If you want to prevent people from using your business name across the U.S., you can file a trademark for the name. We can help.
In other states, the formal documents that you file to form a corporation or LLC might be known as Articles of Incorporation. In Alaska, this document is called your Articles of Organization, and it performs the same functions as the Articles of Incorporation.
No, the State of Alaska does permit the formation of a Series LLC. A Series LLC is a special type of LLC where you create one “overall” business and then have individual, series LLCs within it, each counted as separate legal entities.
Yes, all legal business entities in Alaska, including LLCs, must have a Registered Agent at all times. Here at Incfile, we provide a free Alaska Registered Agent service for the first year if you file through us.
Or get your first year free when you incorporate your business through us.
If you wish to change your Alaska Registered Agent you can do so by filing a Statement of Change with the Department of Commerce, Community, and Economic Development. Here at Incfile, we provide a free Alaska Registered Agent service for the first year if you file through us. If you’ve been using a different Registered Agent and want to switch to Incfile, we’ll file the Statement of Change on your behalf.
Have Incfile file the paperwork for you.
If you need to know the Registered Agent of a specific Alaska business, you can perform an Alaska Registered Agent search within the state's business database.
As an LLC, any business profits you earn will be reported on your personal 1040 filing and reported and taxed as “pass-through” income. You will typically need to pay:
- Self-employment or payroll tax on all business profits
- Federal income tax on profits after you meet your tax-free allowance
- Sales tax for selling taxable products and services
Alaska does not levy a statewide sales and use tax, however many municipalities, towns and cities in Alaska do charge their own sales tax. If you sell physical products or certain types of services, you may need to collect sales tax and then pay it to your local or regional authority. You can find more information about the Alaska sales tax here.
If you are a business entity subject to sales taxes within the state of Alaska, you will need to contact your local municipal government for their specific sales tax regulations and forms.
The sales rates in Alaska range from 2-5 percent, which may fluctuate depending on your region, county or city. Once you know your overall sales tax amount, calculate the value of all your taxable products and services. Then, multiply that by your sales tax rate to understand how much you will need to pay.
Once your LLC’s sales tax registrations with your local municipal government is approved, you should receive information regarding how often you must file a sales tax return and pay sales taxes. Returns and payments may be due monthly, quarterly or annually.
Some businesses will need to pay a corporate franchise tax in Alaska, however it does not apply to LLCs unless your LLC is treated as a C Corporation for tax purposes.

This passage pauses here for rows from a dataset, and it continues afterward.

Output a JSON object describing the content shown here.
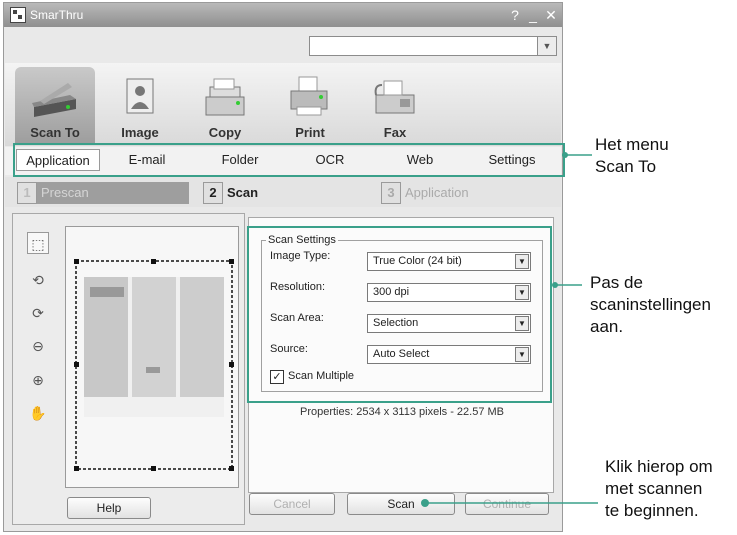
{
  "window": {
    "title": "SmarThru"
  },
  "icon_tabs": [
    {
      "label": "Scan To",
      "icon": "scanner-icon"
    },
    {
      "label": "Image",
      "icon": "image-icon"
    },
    {
      "label": "Copy",
      "icon": "copier-icon"
    },
    {
      "label": "Print",
      "icon": "printer-icon"
    },
    {
      "label": "Fax",
      "icon": "fax-icon"
    }
  ],
  "sub_tabs": [
    "Application",
    "E-mail",
    "Folder",
    "OCR",
    "Web",
    "Settings"
  ],
  "steps": [
    {
      "num": "1",
      "label": "Prescan"
    },
    {
      "num": "2",
      "label": "Scan"
    },
    {
      "num": "3",
      "label": "Application"
    }
  ],
  "scan_settings": {
    "legend": "Scan Settings",
    "image_type_label": "Image Type:",
    "image_type_value": "True Color (24 bit)",
    "resolution_label": "Resolution:",
    "resolution_value": "300 dpi",
    "scan_area_label": "Scan Area:",
    "scan_area_value": "Selection",
    "source_label": "Source:",
    "source_value": "Auto Select",
    "scan_multiple_label": "Scan Multiple",
    "scan_multiple_checked": true
  },
  "properties": "Properties: 2534 x 3113 pixels - 22.57 MB",
  "buttons": {
    "help": "Help",
    "cancel": "Cancel",
    "scan": "Scan",
    "continue": "Continue"
  },
  "annotations": {
    "menu": [
      "Het menu",
      "Scan To"
    ],
    "settings": [
      "Pas de",
      "scaninstellingen",
      "aan."
    ],
    "scan": [
      "Klik hierop om",
      "met scannen",
      "te beginnen."
    ]
  },
  "colors": {
    "callout_line": "#3aa08a"
  }
}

If you own a business in Alaska and wish to operate and remain in compliance with the state, you'll likely need a business license of some kind in order to do so. The types of business licenses you need will vary depending on your type of business, industry, location and various other factors. We can research the types of business licenses you might need for you.
We hope you’ve found this Alaska LLC FAQ useful. If you’ve used our services and have a question that isn’t answered here, let us know and we’d be happy to help.